So…. Where were we, before I so rudely interrupted. Ah, yes. Battlestar Galactica, the opening series, in which a rag-tag bunch of humans flee across the universe, pursued by their own rebellious creations, the Cylons.
We are swiftly introduced to the leading characters: Admiral William Adama, in command of the fleet, President Roslin, erstwhile Secretary of Education, now elevated to the position of leader of humanity by virtue of being the only surviving member of the cabinet. Dr Balthar, a genius scientist. Lee Adama, William Adama’s son, leader of the fleet’s aerial fighter wing. Colonel Tigh, Adama’s second-in-command. Starbuck, a brilliant but reckless and rebellious pilot, and Helo and Boomer, also pilots. Number 6, a Cylon who seems somehow to be in telepathic communication with Dr Balthar. Chief Tyrol, in charge of the fleet’s engineering section. And so on.
The characters are excellently drawn and all without exception go on enormous personal journeys during the series. The premise is brilliant, the writing high-quality, the underlying theme, that those we think of as our bitterest enemies may in fact be more like us than we think, is profound and rewarding. But the best, the most striking thing about it, for me, is that so many of the leading characters are female.
Now, let’s not get carried away. It’s still not fifty-fifty. There are still more males than females. But compared to most films, TV programmes and books, Battlestar Galactica is absolutely stuffed with women. The President is a woman. Starbuck is a woman. Boomer is a woman (well, spoiler alert – a female). So is Number 6, and so is Athena, another iteration of Boomer (you’ll need to watch the series for an explanation). So are others of the Cylons, and Admiral Cain, the hard-assed captain of another Battlestar that appears unexpectedly halfway through the series.

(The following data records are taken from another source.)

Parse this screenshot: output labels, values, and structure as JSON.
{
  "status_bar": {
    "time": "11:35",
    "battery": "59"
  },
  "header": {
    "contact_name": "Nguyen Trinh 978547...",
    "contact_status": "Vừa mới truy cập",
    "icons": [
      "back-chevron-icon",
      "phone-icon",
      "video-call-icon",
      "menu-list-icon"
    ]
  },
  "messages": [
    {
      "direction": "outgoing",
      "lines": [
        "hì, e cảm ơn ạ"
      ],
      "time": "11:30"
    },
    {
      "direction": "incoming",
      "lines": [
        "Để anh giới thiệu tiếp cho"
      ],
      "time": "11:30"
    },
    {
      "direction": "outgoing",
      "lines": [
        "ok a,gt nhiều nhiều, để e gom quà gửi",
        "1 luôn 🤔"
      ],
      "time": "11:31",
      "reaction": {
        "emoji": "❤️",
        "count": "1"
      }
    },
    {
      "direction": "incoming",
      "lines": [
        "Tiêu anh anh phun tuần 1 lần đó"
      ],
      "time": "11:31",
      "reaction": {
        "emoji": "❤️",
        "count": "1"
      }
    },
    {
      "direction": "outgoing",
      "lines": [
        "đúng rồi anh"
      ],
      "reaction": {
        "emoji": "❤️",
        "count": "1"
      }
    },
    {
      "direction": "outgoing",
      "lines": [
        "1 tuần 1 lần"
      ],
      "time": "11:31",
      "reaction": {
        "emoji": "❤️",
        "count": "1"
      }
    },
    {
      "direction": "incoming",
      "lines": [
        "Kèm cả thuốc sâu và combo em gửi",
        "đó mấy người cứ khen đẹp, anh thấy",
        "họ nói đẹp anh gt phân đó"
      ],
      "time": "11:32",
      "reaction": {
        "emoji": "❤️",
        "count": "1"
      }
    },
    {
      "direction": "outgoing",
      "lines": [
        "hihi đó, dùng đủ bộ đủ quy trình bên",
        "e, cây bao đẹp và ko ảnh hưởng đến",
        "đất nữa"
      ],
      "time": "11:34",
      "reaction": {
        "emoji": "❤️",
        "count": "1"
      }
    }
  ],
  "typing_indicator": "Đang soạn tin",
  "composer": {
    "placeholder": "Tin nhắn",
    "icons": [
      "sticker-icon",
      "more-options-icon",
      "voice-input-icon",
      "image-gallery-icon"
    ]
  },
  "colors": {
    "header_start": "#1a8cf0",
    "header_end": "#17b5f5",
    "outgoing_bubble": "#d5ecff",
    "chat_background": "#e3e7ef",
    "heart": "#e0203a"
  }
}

And, wonder of wonders, these women are not there as the romantic foil for the hero, or in order to deliver the plot-critical line “Come to bed, honey, it’s late”. Nor are they there in supporting roles which showcase “female” traits, a sci-fi trope so common that Galaxy Quest made it into a rather excellent joke. (The aliens who used Galaxy Quest as a template to build a space travel civilisation, designed the computer so that it would only respond to the Communications Officer. Thus, when any other member of the crew wants to know something, they have to go through Sigourney Weaver as the only female cast member, who then repeats “Computer, how many dilithium crystals do we have left?”, or whatever. When the Captain mildly wonders whether it would be possible for Sigourney to ask the computer to respond to him directly, she bites his head off with the words “Look, I may only have one job on this ship, and it’s a stupid job, but it’s all I’ve got and I’m going to do it!!” Kerr-ching.)
Nope, the women in Battlestar Galactica have proper big roles doing proper big things and doing them bigly. Fighting. Governing. Adventuring. Espionage. Flying. Sabotage. Murder. Genocide. And a big sackload of gambling, drinking and shagging thrown in. In pretty much every respect the women are no different to the men. They’re as bold as the men, as brave as the men, as violent as the men and as ruthless as the men, but they do it without becoming bitch-caricatures. They are fully recognisable and believable people doing their jobs and their best in unthinkable circumstances. Nor is it their job to nurture their fellows, or to care for them, or to be their conscience, or to provide them with hot sex or love interest or reassurance or waffles or anything else, except in exactly the same way as the men do. They are the men’s equals in everything, and it’s wonderful to see.
So in short Battlestar Galactica is a pretty spiffy show from a feminist point of view. And from every other point of view too; it’s a cracking good story whichever way you cut it, brilliantly told. And as a final bonus it has the wonderful underlying theme that those who we believe to be so different to us as to be entirely alien may in fact be so similar that in the end we may not even be able tell which us and which is them. Now there’s a feminist ideal 😎
Next up, Aliens!!! More Sigourney! Shortly 😊.